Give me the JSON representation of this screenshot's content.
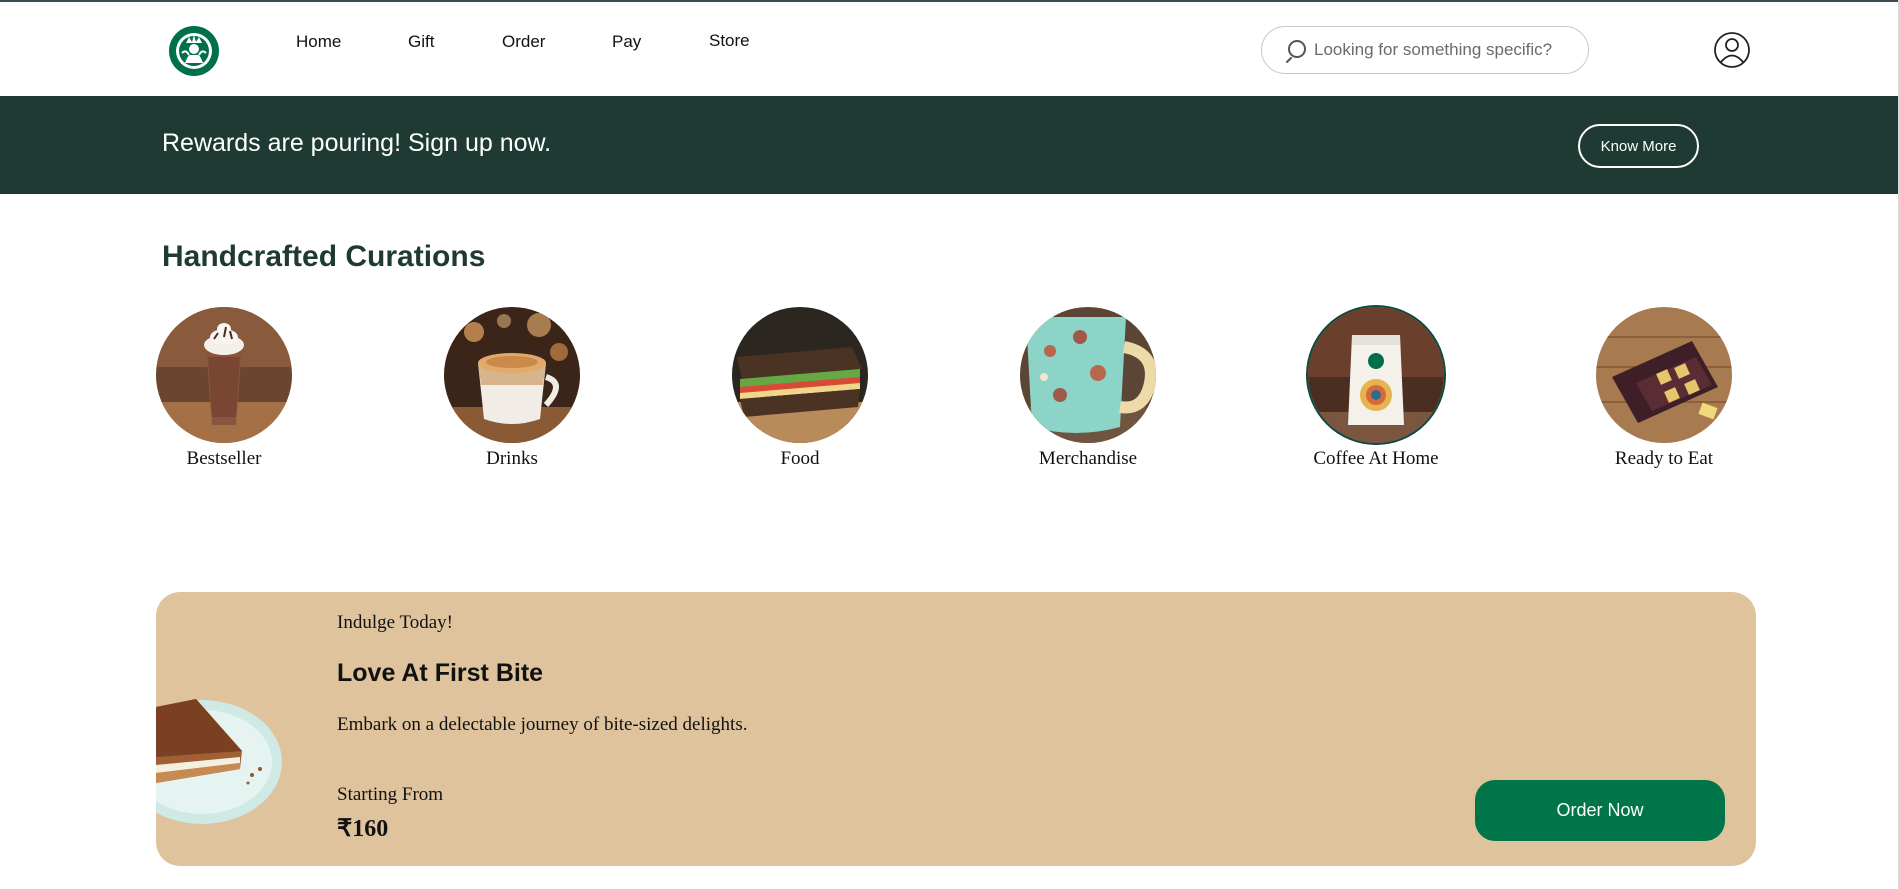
{
  "header": {
    "logo_icon": "starbucks-siren-logo",
    "nav": [
      {
        "label": "Home"
      },
      {
        "label": "Gift"
      },
      {
        "label": "Order"
      },
      {
        "label": "Pay"
      },
      {
        "label": "Store"
      }
    ],
    "search": {
      "placeholder": "Looking for something specific?",
      "value": "",
      "icon": "search-icon"
    },
    "account_icon": "user-account-icon"
  },
  "banner": {
    "text": "Rewards are pouring! Sign up now.",
    "button_label": "Know More",
    "background": "#1f3933"
  },
  "curations": {
    "title": "Handcrafted Curations",
    "items": [
      {
        "label": "Bestseller"
      },
      {
        "label": "Drinks"
      },
      {
        "label": "Food"
      },
      {
        "label": "Merchandise"
      },
      {
        "label": "Coffee At Home"
      },
      {
        "label": "Ready to Eat"
      }
    ]
  },
  "promo": {
    "kicker": "Indulge Today!",
    "headline": "Love At First Bite",
    "description": "Embark on a delectable journey of bite-sized delights.",
    "price_label": "Starting From",
    "price": "₹160",
    "button_label": "Order Now",
    "background": "#dfc39c",
    "button_color": "#00754a"
  }
}
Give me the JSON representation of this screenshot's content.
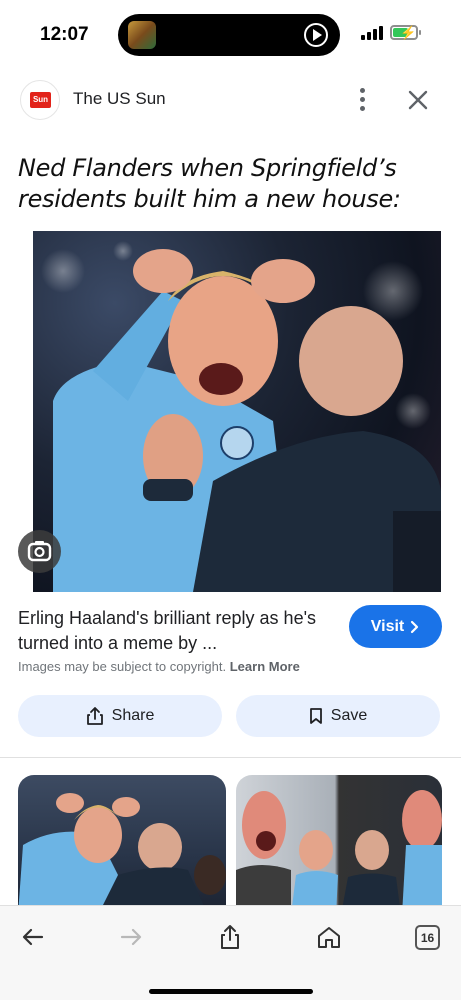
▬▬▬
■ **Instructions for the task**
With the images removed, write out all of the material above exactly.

■ **Written answer**
Give me the JSON representation of this screenshot's content.
{
  "header": {
    "logo_icon": "starbucks-siren-logo",
    "nav": [
      {
        "label": "Home"
      },
      {
        "label": "Gift"
      },
      {
        "label": "Order"
      },
      {
        "label": "Pay"
      },
      {
        "label": "Store"
      }
    ],
    "search": {
      "placeholder": "Looking for something specific?",
      "value": "",
      "icon": "search-icon"
    },
    "account_icon": "user-account-icon"
  },
  "banner": {
    "text": "Rewards are pouring! Sign up now.",
    "button_label": "Know More",
    "background": "#1f3933"
  },
  "curations": {
    "title": "Handcrafted Curations",
    "items": [
      {
        "label": "Bestseller"
      },
      {
        "label": "Drinks"
      },
      {
        "label": "Food"
      },
      {
        "label": "Merchandise"
      },
      {
        "label": "Coffee At Home"
      },
      {
        "label": "Ready to Eat"
      }
    ]
  },
  "promo": {
    "kicker": "Indulge Today!",
    "headline": "Love At First Bite",
    "description": "Embark on a delectable journey of bite-sized delights.",
    "price_label": "Starting From",
    "price": "₹160",
    "button_label": "Order Now",
    "background": "#dfc39c",
    "button_color": "#00754a"
  }
}
Give me the JSON representation of this screenshot's content.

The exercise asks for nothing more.